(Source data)
—————

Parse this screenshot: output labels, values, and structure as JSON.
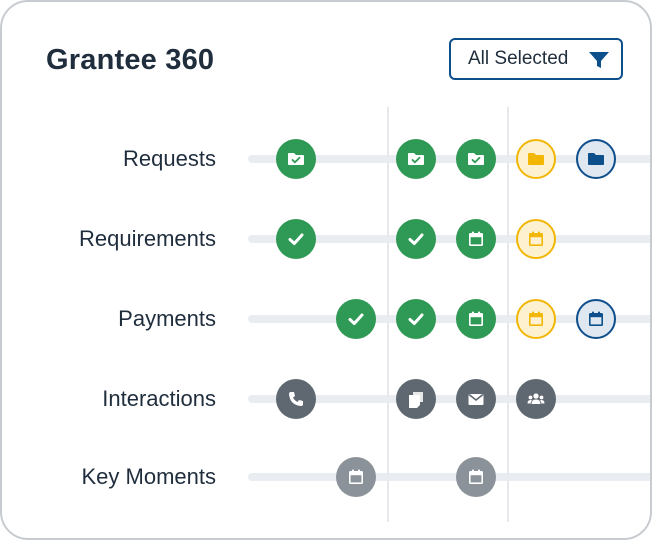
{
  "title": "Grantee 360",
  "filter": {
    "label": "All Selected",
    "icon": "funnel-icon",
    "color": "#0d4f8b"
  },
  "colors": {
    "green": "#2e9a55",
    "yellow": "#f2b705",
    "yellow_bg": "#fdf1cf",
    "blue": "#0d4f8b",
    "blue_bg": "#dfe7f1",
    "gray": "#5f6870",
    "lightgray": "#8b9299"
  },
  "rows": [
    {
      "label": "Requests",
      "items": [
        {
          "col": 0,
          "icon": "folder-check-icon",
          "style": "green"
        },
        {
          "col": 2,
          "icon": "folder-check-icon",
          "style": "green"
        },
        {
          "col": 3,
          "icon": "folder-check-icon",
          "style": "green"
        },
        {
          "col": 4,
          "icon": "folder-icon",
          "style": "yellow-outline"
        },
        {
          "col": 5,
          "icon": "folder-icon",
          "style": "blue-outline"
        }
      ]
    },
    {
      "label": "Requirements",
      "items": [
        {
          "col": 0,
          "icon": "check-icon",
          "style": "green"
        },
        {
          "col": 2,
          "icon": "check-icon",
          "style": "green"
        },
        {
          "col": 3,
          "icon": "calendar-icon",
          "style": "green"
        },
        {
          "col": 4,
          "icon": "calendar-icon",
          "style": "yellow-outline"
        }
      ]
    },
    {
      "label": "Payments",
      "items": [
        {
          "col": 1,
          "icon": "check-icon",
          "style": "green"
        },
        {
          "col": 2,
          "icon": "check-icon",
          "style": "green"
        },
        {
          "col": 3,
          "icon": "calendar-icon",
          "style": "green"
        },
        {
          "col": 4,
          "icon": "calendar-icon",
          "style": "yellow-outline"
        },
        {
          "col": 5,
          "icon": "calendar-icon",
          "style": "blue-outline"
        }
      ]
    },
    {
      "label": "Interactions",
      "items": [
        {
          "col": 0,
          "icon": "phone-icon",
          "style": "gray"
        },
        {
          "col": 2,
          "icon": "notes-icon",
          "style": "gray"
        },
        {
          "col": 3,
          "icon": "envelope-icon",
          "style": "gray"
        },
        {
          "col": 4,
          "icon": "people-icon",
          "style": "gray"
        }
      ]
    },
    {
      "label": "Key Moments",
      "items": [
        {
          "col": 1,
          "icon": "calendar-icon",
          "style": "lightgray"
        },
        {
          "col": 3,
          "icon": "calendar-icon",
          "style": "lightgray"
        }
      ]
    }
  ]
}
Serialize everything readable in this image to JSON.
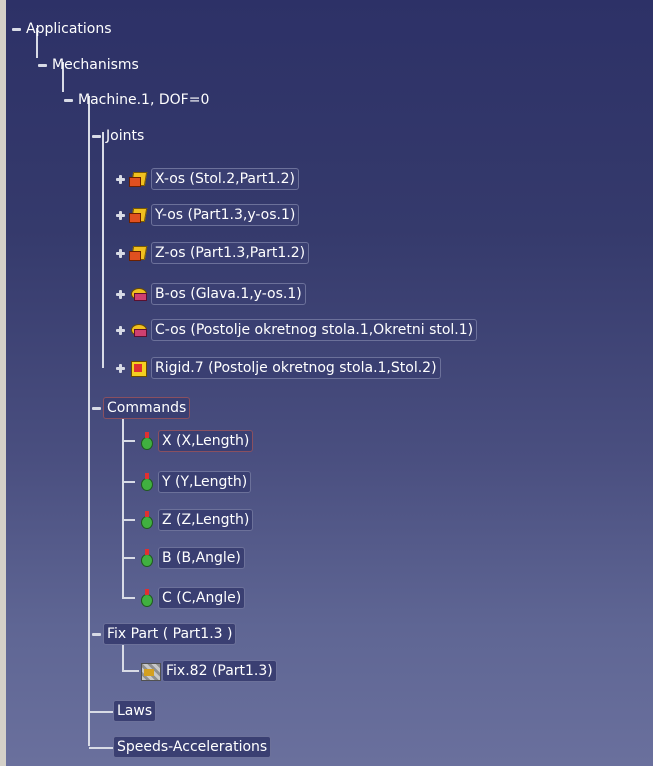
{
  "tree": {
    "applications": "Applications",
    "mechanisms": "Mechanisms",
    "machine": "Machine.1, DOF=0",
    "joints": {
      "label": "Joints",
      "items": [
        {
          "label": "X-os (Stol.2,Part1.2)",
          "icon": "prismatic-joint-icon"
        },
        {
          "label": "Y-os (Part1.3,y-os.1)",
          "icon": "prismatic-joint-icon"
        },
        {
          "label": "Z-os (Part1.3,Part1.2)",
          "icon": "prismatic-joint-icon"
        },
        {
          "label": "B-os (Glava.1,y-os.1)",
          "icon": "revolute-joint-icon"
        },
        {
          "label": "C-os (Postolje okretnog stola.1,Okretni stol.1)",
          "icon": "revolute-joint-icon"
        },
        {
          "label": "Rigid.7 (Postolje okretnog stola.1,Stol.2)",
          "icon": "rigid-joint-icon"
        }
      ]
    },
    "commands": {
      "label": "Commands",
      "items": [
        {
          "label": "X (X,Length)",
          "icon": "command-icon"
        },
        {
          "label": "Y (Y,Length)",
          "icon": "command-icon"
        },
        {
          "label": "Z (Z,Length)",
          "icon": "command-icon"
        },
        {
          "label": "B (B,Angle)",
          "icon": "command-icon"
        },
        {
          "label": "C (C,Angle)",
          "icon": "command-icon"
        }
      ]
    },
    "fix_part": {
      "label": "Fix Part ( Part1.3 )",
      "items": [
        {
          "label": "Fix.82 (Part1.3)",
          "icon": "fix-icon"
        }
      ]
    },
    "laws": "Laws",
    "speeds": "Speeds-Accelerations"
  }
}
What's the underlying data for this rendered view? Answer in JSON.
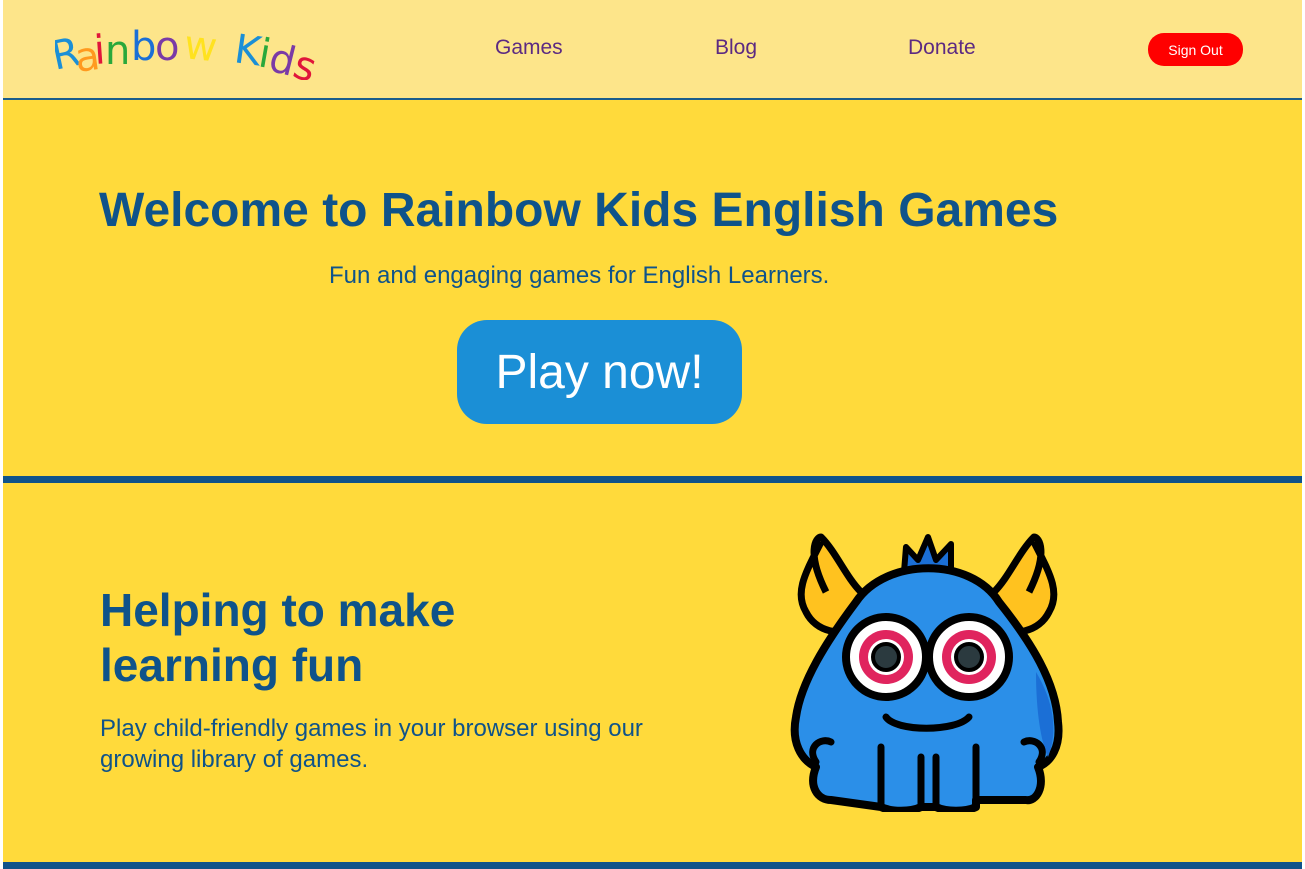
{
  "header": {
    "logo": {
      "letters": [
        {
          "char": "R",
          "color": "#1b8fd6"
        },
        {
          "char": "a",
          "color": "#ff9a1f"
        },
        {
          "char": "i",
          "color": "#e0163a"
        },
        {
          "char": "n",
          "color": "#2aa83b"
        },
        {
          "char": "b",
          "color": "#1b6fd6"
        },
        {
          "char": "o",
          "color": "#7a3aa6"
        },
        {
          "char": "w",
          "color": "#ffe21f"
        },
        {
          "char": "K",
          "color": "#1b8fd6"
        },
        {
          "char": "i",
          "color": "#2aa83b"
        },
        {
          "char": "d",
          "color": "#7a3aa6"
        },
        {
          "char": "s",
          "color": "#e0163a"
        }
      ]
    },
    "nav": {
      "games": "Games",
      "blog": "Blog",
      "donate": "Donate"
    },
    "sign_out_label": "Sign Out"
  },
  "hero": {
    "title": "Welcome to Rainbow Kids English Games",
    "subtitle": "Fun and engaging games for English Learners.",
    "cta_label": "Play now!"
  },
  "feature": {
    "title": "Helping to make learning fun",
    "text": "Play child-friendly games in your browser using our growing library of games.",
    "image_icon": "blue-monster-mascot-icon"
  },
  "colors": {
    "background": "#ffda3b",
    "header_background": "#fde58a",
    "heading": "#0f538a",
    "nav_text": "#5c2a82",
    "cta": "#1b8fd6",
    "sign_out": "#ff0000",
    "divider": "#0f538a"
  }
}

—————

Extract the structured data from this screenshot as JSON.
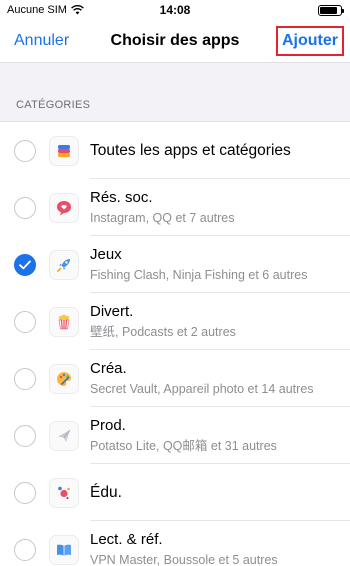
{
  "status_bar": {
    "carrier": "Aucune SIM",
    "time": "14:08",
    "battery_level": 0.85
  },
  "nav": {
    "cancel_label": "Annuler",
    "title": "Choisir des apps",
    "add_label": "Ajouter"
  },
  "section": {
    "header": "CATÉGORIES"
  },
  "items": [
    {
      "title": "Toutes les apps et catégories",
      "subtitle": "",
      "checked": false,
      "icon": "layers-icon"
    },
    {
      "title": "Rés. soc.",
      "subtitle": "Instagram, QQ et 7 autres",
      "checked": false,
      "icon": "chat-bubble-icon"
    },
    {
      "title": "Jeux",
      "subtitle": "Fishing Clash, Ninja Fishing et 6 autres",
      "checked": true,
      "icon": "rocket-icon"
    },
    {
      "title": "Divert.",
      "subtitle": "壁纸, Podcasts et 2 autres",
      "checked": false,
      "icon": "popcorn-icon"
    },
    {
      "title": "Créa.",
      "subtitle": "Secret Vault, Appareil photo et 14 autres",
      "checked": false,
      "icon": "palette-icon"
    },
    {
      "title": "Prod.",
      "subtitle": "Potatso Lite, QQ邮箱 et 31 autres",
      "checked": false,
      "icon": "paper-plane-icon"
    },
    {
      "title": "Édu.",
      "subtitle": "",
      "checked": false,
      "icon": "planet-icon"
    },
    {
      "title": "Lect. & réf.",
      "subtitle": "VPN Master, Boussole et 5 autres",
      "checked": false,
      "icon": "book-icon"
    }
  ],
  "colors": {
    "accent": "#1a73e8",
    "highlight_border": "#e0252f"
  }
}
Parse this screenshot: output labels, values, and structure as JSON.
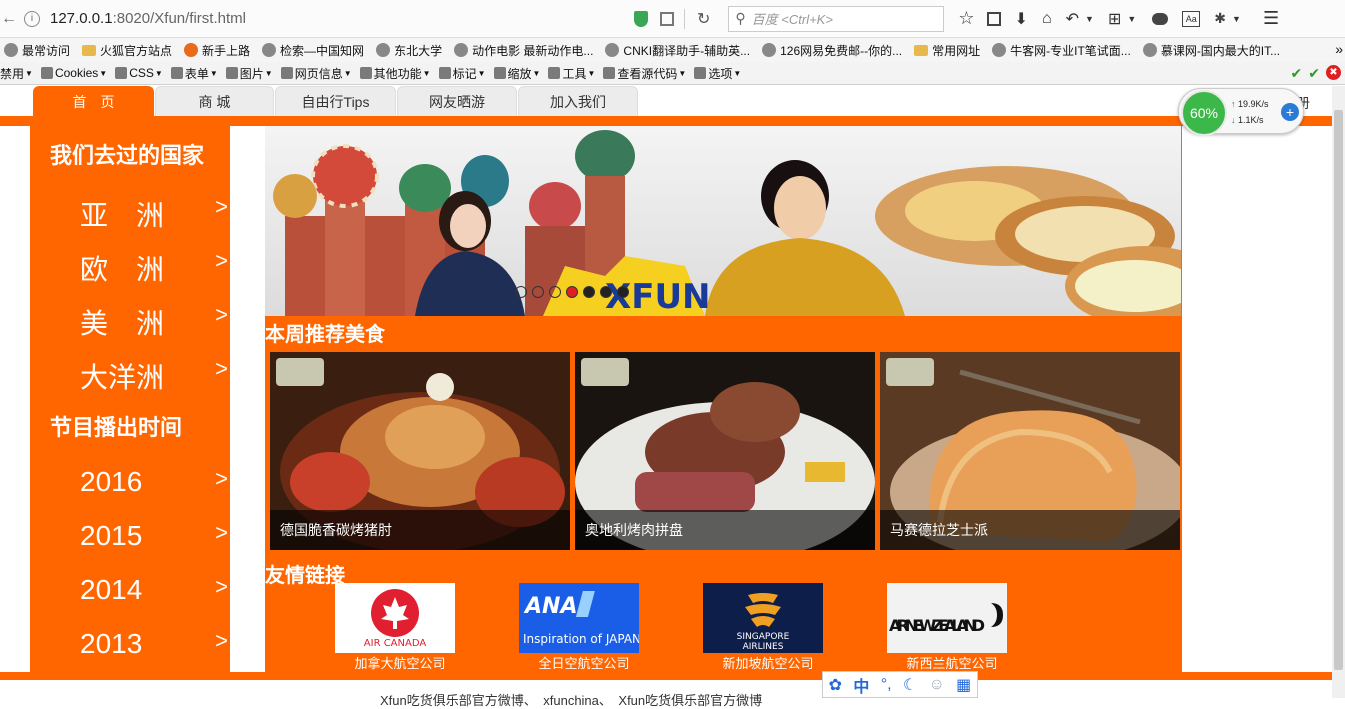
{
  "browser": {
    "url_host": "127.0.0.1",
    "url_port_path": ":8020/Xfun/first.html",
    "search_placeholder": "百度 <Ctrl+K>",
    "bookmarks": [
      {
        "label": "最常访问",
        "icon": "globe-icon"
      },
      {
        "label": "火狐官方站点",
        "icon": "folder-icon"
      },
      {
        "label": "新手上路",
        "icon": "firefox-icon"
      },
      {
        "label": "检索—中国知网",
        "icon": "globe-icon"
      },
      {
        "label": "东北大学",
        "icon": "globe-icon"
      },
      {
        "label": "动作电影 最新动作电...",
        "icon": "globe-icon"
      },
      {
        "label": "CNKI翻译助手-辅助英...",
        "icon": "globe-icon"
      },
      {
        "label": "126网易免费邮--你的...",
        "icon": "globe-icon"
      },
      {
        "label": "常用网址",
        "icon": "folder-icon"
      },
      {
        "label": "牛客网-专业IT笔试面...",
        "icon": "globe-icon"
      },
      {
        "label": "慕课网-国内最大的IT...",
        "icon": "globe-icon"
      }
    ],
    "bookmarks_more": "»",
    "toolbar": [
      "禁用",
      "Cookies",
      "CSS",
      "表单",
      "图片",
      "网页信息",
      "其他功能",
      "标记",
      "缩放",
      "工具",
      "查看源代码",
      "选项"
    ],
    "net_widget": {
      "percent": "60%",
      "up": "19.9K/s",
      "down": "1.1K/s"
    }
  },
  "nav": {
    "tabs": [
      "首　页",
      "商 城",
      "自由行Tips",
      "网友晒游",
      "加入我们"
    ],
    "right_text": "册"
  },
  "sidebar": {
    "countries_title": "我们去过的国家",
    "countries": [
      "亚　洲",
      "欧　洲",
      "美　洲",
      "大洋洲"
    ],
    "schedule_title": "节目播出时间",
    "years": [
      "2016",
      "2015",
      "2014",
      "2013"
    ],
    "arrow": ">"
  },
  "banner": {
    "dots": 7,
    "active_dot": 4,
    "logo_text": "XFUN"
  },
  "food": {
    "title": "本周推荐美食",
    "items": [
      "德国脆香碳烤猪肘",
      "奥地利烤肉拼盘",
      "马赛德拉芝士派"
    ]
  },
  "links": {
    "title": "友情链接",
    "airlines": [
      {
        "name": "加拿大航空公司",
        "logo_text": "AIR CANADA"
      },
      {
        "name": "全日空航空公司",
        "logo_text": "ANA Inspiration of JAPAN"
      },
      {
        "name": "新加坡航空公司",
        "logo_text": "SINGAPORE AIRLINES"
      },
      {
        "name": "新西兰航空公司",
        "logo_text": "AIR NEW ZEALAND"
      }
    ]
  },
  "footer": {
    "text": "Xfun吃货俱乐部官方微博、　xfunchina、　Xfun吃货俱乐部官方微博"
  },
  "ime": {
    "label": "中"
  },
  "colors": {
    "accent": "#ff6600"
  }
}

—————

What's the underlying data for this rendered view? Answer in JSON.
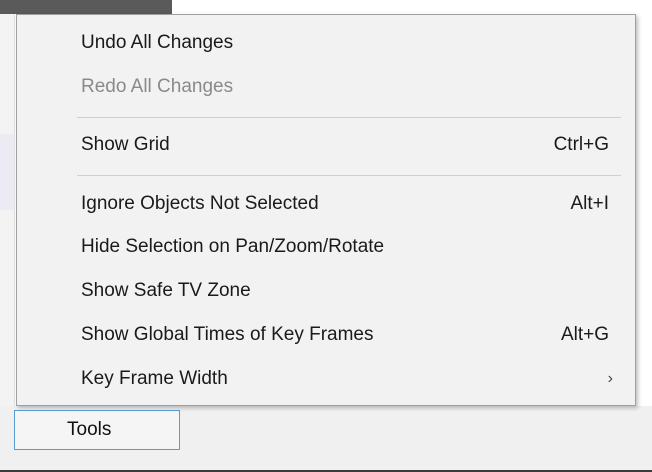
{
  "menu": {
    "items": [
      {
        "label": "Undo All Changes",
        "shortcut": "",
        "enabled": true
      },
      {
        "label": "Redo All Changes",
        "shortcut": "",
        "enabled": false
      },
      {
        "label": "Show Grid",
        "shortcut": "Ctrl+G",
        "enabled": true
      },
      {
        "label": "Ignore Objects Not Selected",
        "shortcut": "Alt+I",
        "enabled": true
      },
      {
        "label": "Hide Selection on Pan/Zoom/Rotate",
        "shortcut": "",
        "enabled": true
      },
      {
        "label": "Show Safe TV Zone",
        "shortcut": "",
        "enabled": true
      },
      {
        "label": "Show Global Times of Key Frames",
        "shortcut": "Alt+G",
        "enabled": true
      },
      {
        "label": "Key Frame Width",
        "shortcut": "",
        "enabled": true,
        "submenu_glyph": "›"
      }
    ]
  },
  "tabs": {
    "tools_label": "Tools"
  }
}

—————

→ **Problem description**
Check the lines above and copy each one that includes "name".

→ **Answer section**
        "name": "加拿大航空公司",
        "name": "全日空航空公司",
        "name": "新加坡航空公司",
        "name": "新西兰航空公司",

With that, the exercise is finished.